## Exercise directions
Could all of the entries be written out exactly, with any pictures omitted?

## Extracted material
<<<<
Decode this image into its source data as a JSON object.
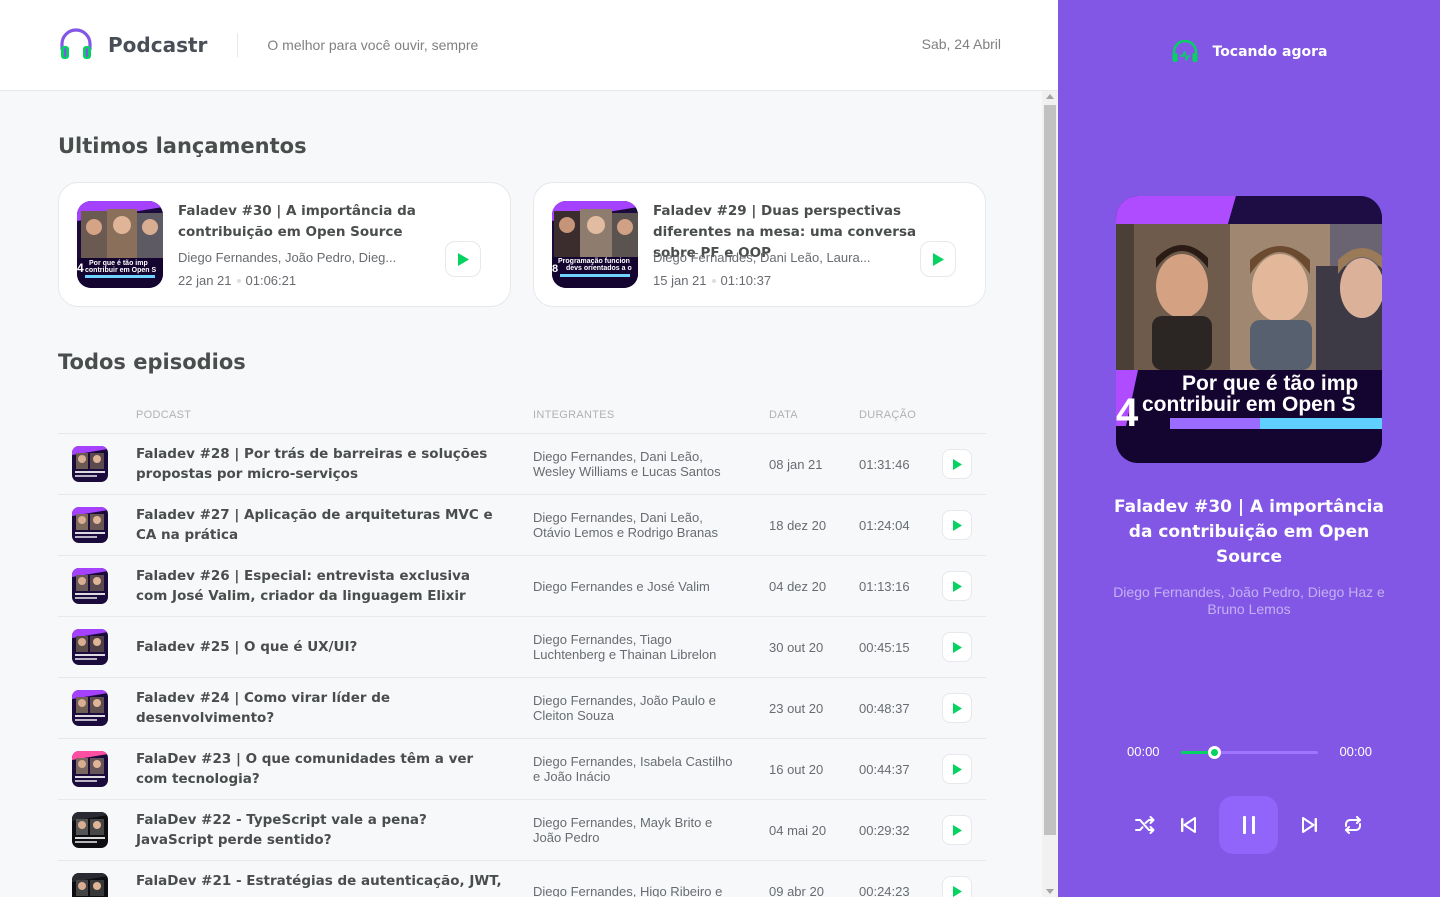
{
  "header": {
    "brand": "Podcastr",
    "tagline": "O melhor para você ouvir, sempre",
    "date": "Sab, 24 Abril"
  },
  "latest": {
    "title": "Ultimos lançamentos",
    "episodes": [
      {
        "title": "Faladev #30 | A importância da contribuição em Open Source",
        "members": "Diego Fernandes, João Pedro, Dieg...",
        "date": "22 jan 21",
        "duration": "01:06:21"
      },
      {
        "title": "Faladev #29 | Duas perspectivas diferentes na mesa: uma conversa sobre PF e OOP",
        "members": "Diego Fernandes, Dani Leão, Laura...",
        "date": "15 jan 21",
        "duration": "01:10:37"
      }
    ]
  },
  "all": {
    "title": "Todos episodios",
    "columns": [
      "Podcast",
      "Integrantes",
      "Data",
      "Duração"
    ],
    "episodes": [
      {
        "title": "Faladev #28 | Por trás de barreiras e soluções propostas por micro-serviços",
        "members": "Diego Fernandes, Dani Leão, Wesley Williams e Lucas Santos",
        "date": "08 jan 21",
        "duration": "01:31:46"
      },
      {
        "title": "Faladev #27 | Aplicação de arquiteturas MVC e CA na prática",
        "members": "Diego Fernandes, Dani Leão, Otávio Lemos e Rodrigo Branas",
        "date": "18 dez 20",
        "duration": "01:24:04"
      },
      {
        "title": "Faladev #26 | Especial: entrevista exclusiva com José Valim, criador da linguagem Elixir",
        "members": "Diego Fernandes e José Valim",
        "date": "04 dez 20",
        "duration": "01:13:16"
      },
      {
        "title": "Faladev #25 | O que é UX/UI?",
        "members": "Diego Fernandes, Tiago Luchtenberg e Thainan Librelon",
        "date": "30 out 20",
        "duration": "00:45:15"
      },
      {
        "title": "Faladev #24 | Como virar líder de desenvolvimento?",
        "members": "Diego Fernandes, João Paulo e Cleiton Souza",
        "date": "23 out 20",
        "duration": "00:48:37"
      },
      {
        "title": "FalaDev #23 | O que comunidades têm a ver com tecnologia?",
        "members": "Diego Fernandes, Isabela Castilho e João Inácio",
        "date": "16 out 20",
        "duration": "00:44:37"
      },
      {
        "title": "FalaDev #22 - TypeScript vale a pena? JavaScript perde sentido?",
        "members": "Diego Fernandes, Mayk Brito e João Pedro",
        "date": "04 mai 20",
        "duration": "00:29:32"
      },
      {
        "title": "FalaDev #21 - Estratégias de autenticação, JWT,",
        "members": "Diego Fernandes, Higo Ribeiro e",
        "date": "09 abr 20",
        "duration": "00:24:23"
      }
    ]
  },
  "player": {
    "heading": "Tocando agora",
    "cover_caption_line1": "Por que é tão imp",
    "cover_caption_line2": "contribuir em Open S",
    "cover_number": "4",
    "title": "Faladev #30 | A importância da contribuição em Open Source",
    "members": "Diego Fernandes, João Pedro, Diego Haz e Bruno Lemos",
    "current_time": "00:00",
    "total_time": "00:00",
    "progress_fraction": 0.24,
    "icons": [
      "shuffle-icon",
      "previous-icon",
      "pause-icon",
      "next-icon",
      "repeat-icon"
    ]
  },
  "colors": {
    "purple": "#8257e5",
    "green": "#04d361",
    "pause_button": "#9164fa"
  }
}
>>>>
## Final answer
Decode this image into its source data as a JSON object.
{
  "header": {
    "brand": "Podcastr",
    "tagline": "O melhor para você ouvir, sempre",
    "date": "Sab, 24 Abril"
  },
  "latest": {
    "title": "Ultimos lançamentos",
    "episodes": [
      {
        "title": "Faladev #30 | A importância da contribuição em Open Source",
        "members": "Diego Fernandes, João Pedro, Dieg...",
        "date": "22 jan 21",
        "duration": "01:06:21"
      },
      {
        "title": "Faladev #29 | Duas perspectivas diferentes na mesa: uma conversa sobre PF e OOP",
        "members": "Diego Fernandes, Dani Leão, Laura...",
        "date": "15 jan 21",
        "duration": "01:10:37"
      }
    ]
  },
  "all": {
    "title": "Todos episodios",
    "columns": [
      "Podcast",
      "Integrantes",
      "Data",
      "Duração"
    ],
    "episodes": [
      {
        "title": "Faladev #28 | Por trás de barreiras e soluções propostas por micro-serviços",
        "members": "Diego Fernandes, Dani Leão, Wesley Williams e Lucas Santos",
        "date": "08 jan 21",
        "duration": "01:31:46"
      },
      {
        "title": "Faladev #27 | Aplicação de arquiteturas MVC e CA na prática",
        "members": "Diego Fernandes, Dani Leão, Otávio Lemos e Rodrigo Branas",
        "date": "18 dez 20",
        "duration": "01:24:04"
      },
      {
        "title": "Faladev #26 | Especial: entrevista exclusiva com José Valim, criador da linguagem Elixir",
        "members": "Diego Fernandes e José Valim",
        "date": "04 dez 20",
        "duration": "01:13:16"
      },
      {
        "title": "Faladev #25 | O que é UX/UI?",
        "members": "Diego Fernandes, Tiago Luchtenberg e Thainan Librelon",
        "date": "30 out 20",
        "duration": "00:45:15"
      },
      {
        "title": "Faladev #24 | Como virar líder de desenvolvimento?",
        "members": "Diego Fernandes, João Paulo e Cleiton Souza",
        "date": "23 out 20",
        "duration": "00:48:37"
      },
      {
        "title": "FalaDev #23 | O que comunidades têm a ver com tecnologia?",
        "members": "Diego Fernandes, Isabela Castilho e João Inácio",
        "date": "16 out 20",
        "duration": "00:44:37"
      },
      {
        "title": "FalaDev #22 - TypeScript vale a pena? JavaScript perde sentido?",
        "members": "Diego Fernandes, Mayk Brito e João Pedro",
        "date": "04 mai 20",
        "duration": "00:29:32"
      },
      {
        "title": "FalaDev #21 - Estratégias de autenticação, JWT,",
        "members": "Diego Fernandes, Higo Ribeiro e",
        "date": "09 abr 20",
        "duration": "00:24:23"
      }
    ]
  },
  "player": {
    "heading": "Tocando agora",
    "cover_caption_line1": "Por que é tão imp",
    "cover_caption_line2": "contribuir em Open S",
    "cover_number": "4",
    "title": "Faladev #30 | A importância da contribuição em Open Source",
    "members": "Diego Fernandes, João Pedro, Diego Haz e Bruno Lemos",
    "current_time": "00:00",
    "total_time": "00:00",
    "progress_fraction": 0.24,
    "icons": [
      "shuffle-icon",
      "previous-icon",
      "pause-icon",
      "next-icon",
      "repeat-icon"
    ]
  },
  "colors": {
    "purple": "#8257e5",
    "green": "#04d361",
    "pause_button": "#9164fa"
  }
}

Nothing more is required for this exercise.